BEGIN Data supplied

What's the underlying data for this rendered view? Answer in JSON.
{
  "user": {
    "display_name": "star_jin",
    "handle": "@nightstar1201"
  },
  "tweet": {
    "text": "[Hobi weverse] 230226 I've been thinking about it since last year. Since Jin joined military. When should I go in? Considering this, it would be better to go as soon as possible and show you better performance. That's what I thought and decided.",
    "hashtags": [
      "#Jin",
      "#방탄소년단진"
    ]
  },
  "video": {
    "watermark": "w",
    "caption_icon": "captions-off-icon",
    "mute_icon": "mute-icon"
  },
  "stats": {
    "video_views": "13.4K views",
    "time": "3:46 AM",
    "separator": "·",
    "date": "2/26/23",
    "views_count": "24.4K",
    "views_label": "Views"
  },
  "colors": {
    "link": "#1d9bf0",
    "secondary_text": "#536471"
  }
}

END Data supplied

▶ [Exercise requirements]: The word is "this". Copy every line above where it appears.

▶ [Answer box]:
What's the underlying data for this rendered view? Answer in JSON.
    "text": "[Hobi weverse] 230226 I've been thinking about it since last year. Since Jin joined military. When should I go in? Considering this, it would be better to go as soon as possible and show you better performance. That's what I thought and decided.",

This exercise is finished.